don't have room for a garden, or only want to grow a few vegetables,
planting in containers is the best way to go. Almost any vegetable can
grow in a container and with a little care can produce abundantly.
Here's how to get started.
Tools and Materials
•Containers of various sizes
•Sterilized potting soil
•Drip or hose irrigation
It's All In the Pot
When selecting a container, remember that bigger is better as far as
ease of maintenance and size of harvest. Half whiskey or wine barrels or
similar-sized pseudo terra-cotta containers are large enough to
accommodate vegetables such as large tomatoes, eggplant, and squash,
with room to spare for companion plantings of smaller choices such as
carrots and lettuce. Five-gallon containers can hold dwarf tomatoes,
peppers, beans, and many small leafy greens. A window box is even large
enough to grow radishes and arugula.

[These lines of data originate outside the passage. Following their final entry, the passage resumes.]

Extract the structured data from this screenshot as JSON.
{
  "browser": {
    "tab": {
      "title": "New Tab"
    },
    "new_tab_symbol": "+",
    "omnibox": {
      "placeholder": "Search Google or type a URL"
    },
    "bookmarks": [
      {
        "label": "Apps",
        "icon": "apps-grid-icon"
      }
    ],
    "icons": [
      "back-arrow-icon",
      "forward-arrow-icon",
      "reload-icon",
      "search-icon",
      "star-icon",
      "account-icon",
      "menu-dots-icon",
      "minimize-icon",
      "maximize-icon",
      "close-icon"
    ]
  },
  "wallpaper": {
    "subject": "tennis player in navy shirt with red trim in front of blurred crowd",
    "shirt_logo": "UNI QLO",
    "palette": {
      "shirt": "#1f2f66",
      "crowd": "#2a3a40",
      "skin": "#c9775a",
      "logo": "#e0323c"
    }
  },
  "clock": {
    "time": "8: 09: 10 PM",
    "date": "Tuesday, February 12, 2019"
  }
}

And In the Soil
For proper drainage, containers need to have holes in the bottom. Also,
use only sterilized potting soil. Garden soil may contain diseases and
may not be well drained. Because you're planting in such a small space,
you'll have to be very conscious of watering and fertilizing regularly.
Water with drip irrigation or by hand whenever the soil is dry 4 to 6
Fertilize every two weeks with a water-soluble fertilizer for
vegetables, or add controlled-release fertilizer at planting time,
supplemented with a water-soluble fertilizer when needed. For large
containers, mulching with straw or bark conserves moisture.
Best Plant Combinations
Containers allow you to plant combinations that are both edible and
attractive. For example, try creating a salad container with different
colors of leaf lettuce, a bush cucumber, a dwarf patio-type tomato, and
even herbs such as parsley. How about a tomato sauce barrel with a
tomato plant in the center, herbs such as oregano and basil on the
sides, and onions interplanted between the herbs? Or a root crop roundup
container with beets, carrots, radishes, onions, and parsnips in a
•Choose bush varieties of large vegetables such as squash.
•Production may be less than with full-sized kinds, but plants will be
much easier to care for.
•To save space, consider growing some plants up. Choose pole beans over
bush beans, and trellis them along the back of a container. This leaves
space in front to plant other vegetables.